- World Football Summit Asia event in Jeddah, Saudi Arabia marked the first since FIFPRO and WFS signed content partnership agreement last month
- FIFPRO Deputy General Secretary Simon Colosimo, a former Australia international, shared a player perspective on the emerging markets within the region
- Player workload also in focus via panel discussions, while FIFPRO Division Asia/Oceania host workshop to share preliminary findings of their upcoming AFC Champions League report
Representatives from FIFPRO and member unions were present at the latest World Football Summit (WFS) on 12-13 December to provide a player-centric voice on a host of industry issues.
WFS is a platform that connects over 100,000 decision-makers in the football world to generate new business opportunities and shape the future of the game.
The latest event in Jeddah, Saudi Arabia marked the first since WFS and FIFPRO Player IQ signed a content partnership agreement under which the world player union’s cutting-edge research and insight will feature at WFS events in Europe, Asia and Americas for the next three years.
FIFPRO Deputy General Secretary Simon Colosimo was one of the keynote speakers on a panel looking at the recent growth in transfer activity to the Asian region.

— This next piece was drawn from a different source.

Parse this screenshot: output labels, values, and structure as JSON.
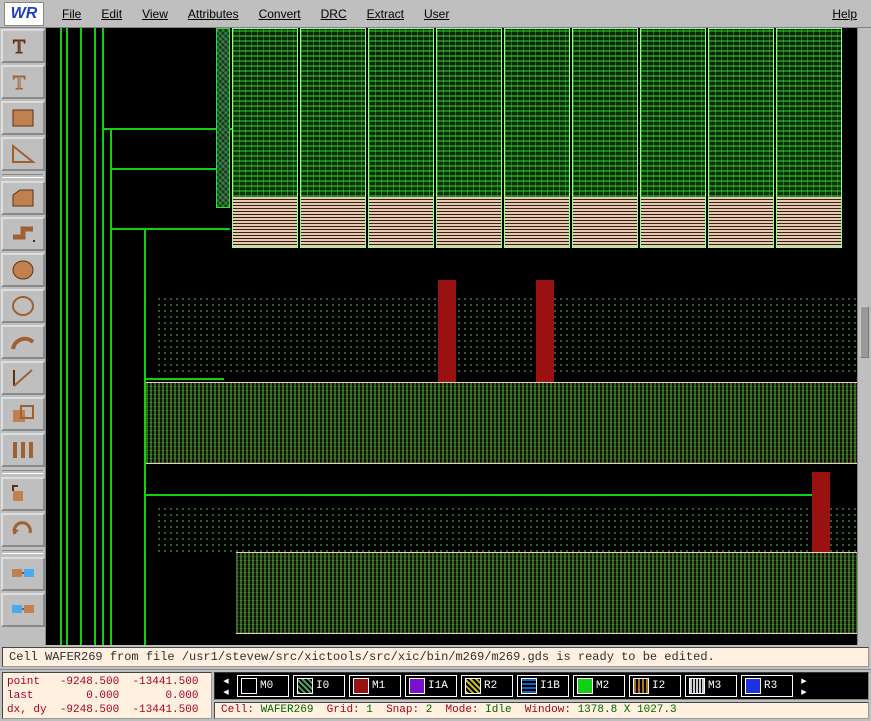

Colosimo, a former Australia international who played club football in various AFC nations such as Australia, Malaysia and India, discussed the need for rapidly emerging markets to be sustainable for players.

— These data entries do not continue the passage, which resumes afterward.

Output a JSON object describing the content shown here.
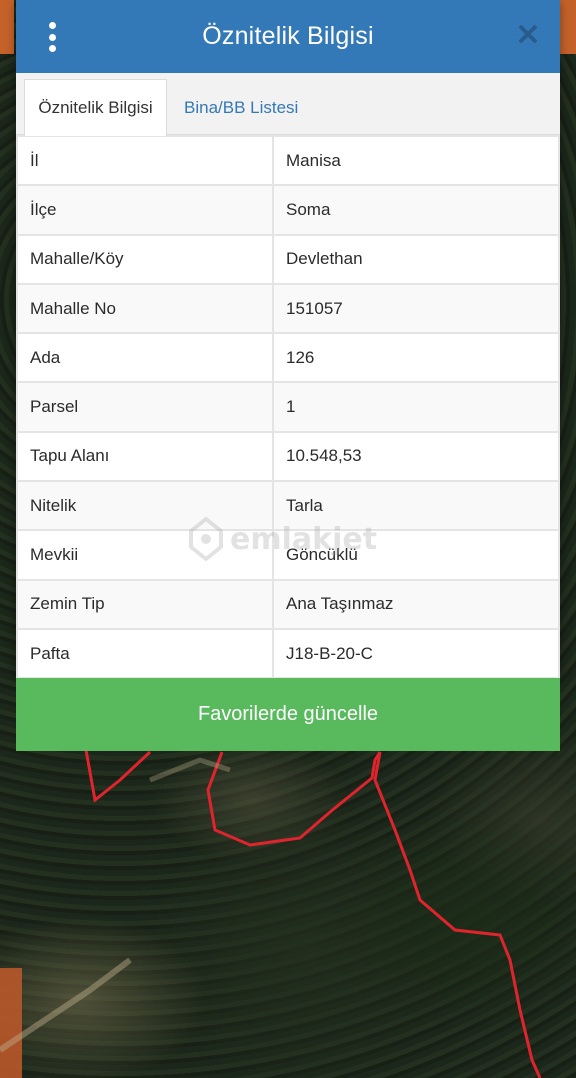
{
  "header": {
    "title": "Öznitelik Bilgisi",
    "menu_icon": "more-vertical-icon",
    "close_icon": "close-icon",
    "accent": "#3479b7"
  },
  "tabs": [
    {
      "label": "Öznitelik Bilgisi",
      "active": true
    },
    {
      "label": "Bina/BB Listesi",
      "active": false
    }
  ],
  "attributes": [
    {
      "key": "İl",
      "value": "Manisa"
    },
    {
      "key": "İlçe",
      "value": "Soma"
    },
    {
      "key": "Mahalle/Köy",
      "value": "Devlethan"
    },
    {
      "key": "Mahalle No",
      "value": "151057"
    },
    {
      "key": "Ada",
      "value": "126"
    },
    {
      "key": "Parsel",
      "value": "1"
    },
    {
      "key": "Tapu Alanı",
      "value": "10.548,53"
    },
    {
      "key": "Nitelik",
      "value": "Tarla"
    },
    {
      "key": "Mevkii",
      "value": "Göncüklü"
    },
    {
      "key": "Zemin Tip",
      "value": "Ana Taşınmaz"
    },
    {
      "key": "Pafta",
      "value": "J18-B-20-C"
    }
  ],
  "watermark": {
    "text": "emlakjet"
  },
  "footer": {
    "button_label": "Favorilerde güncelle",
    "button_color": "#58b95d"
  },
  "map": {
    "parcel_color": "#e0242d"
  }
}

“One of the key aspects to having a sustainable league that can challenge is to ensure that domestic players across the region benefit from the same conditions and expertise as the foreign players that are coming to the region,” said Colosimo. “By doing that, you are creating stable jobs and ensuring that player protections are in place.”

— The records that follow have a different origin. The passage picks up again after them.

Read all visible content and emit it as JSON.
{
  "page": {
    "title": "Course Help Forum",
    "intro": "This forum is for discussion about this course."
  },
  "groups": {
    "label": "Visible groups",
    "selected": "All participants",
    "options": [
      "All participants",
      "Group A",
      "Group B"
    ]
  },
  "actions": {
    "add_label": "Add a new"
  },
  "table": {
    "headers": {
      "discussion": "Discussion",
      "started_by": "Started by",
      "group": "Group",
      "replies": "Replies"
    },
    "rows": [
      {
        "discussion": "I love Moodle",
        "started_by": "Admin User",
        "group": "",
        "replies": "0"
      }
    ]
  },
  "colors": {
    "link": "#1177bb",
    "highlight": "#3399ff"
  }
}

Colosimo also highlighted that emerging leagues, including those in Saudi Arabia and Qatar, have an opportunity to develop a playing calendar that prioritises the health of footballers.
He said: “We’re seeing leading footballers in Europe playing upwards of 70, 75 games a year, which is just unsustainable. In Asia, many leagues are growing. The challenge is then: how does the AFC’s continental competitions add to the domestic leagues to ensure that we have the best players and the best clubs from across the region playing in conditions that respect the players?”
FIFPRO Asia/Oceania will early next year release a report on the AFC Asian Champions League which provides a comprehensive analysis of the proposed reforms to the premier continental club competition in Asia, and their expected impact on players.
Professional Footballers Australia Co-Chief Executive Beau Busch and Head of Research and Policy Brett Taylor hosted a workshop in Jeddah to share the preliminary findings of the research. Supporting them was FIFPRO Asia/Oceania Chairman Takuya Yamazaki, who was present throughout the event engaging with stakeholders on behalf of the division.
A safe match calendar that protects players’ health
Player workload was very much in focus at WFS with Busch later speaking on a panel which shined a spotlight on the excessive physical demands placed on elite players. A former professional who played in Australia and Scotland, Busch stressed the need for more collaboration and coherence to ensure the health of elite players is protected.
Busch said: “What we’ve seen over the past three to five years is a significant increase in the workload associated with players, particularly at the highest levels of the sport, and they are the ones that generate the significant commercial revenue to allow football to be what it can be.
“It highlights a significant governance challenge in the sport and if we continue to maintain the status quo in relation to the way the game is governed, we’re going to continue to be challenged by this issue.”
Busch was joined by Michael Leahy, a former defender who played professionally for over a decade in the League of Ireland before embarking on his current role at FIFPRO managing strategy and intelligence for men’s football and Player IQ.
Leahy highlighted four key elements that FIFPRO wants to see improve in order to help protect the health of elite players against overload:
- Guaranteed season breaks (four weeks off post-season)
- Reduced international travel
- Reduced total match load
- Limitation on consecutive back-to-back matches
“What we refer to as ‘back-to-back matches’ is when players play a game within five days of the previous match,” said Leahy. “Medical science indicates that a player is not fully recovered from the previous game until five days afterwards; playing before that point, particularly on a continuous and consecutive basis, puts players at a much more susceptible risk to injury.”